Report each line of the records below that uses the word "Price".
(Beginning of Records provided)
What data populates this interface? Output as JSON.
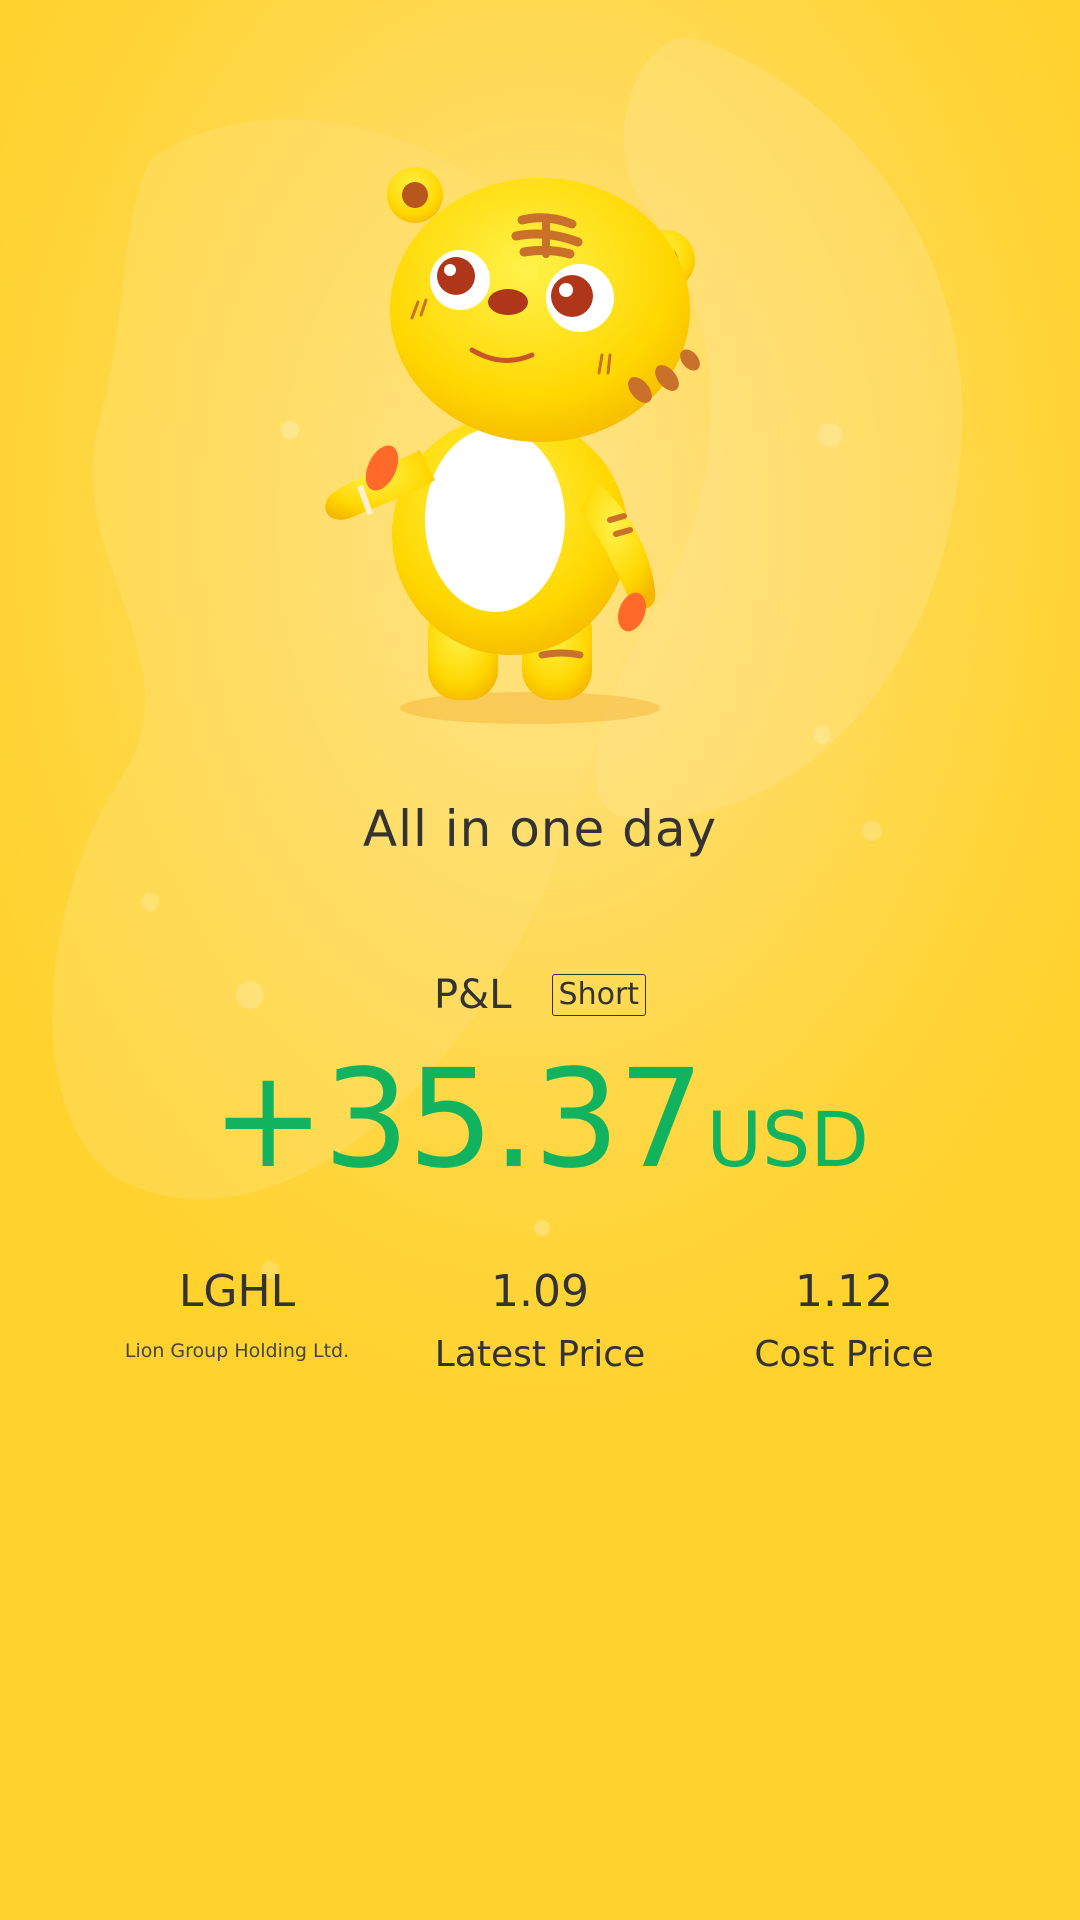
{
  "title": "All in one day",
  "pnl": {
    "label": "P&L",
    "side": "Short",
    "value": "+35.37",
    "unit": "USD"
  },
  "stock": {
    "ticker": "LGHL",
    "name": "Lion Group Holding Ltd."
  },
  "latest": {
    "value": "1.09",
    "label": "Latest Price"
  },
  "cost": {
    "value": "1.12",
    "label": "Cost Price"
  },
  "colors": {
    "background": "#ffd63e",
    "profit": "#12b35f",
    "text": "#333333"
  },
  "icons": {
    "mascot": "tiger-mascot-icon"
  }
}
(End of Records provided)
*Response area*:
    "label": "Latest Price"
    "label": "Cost Price"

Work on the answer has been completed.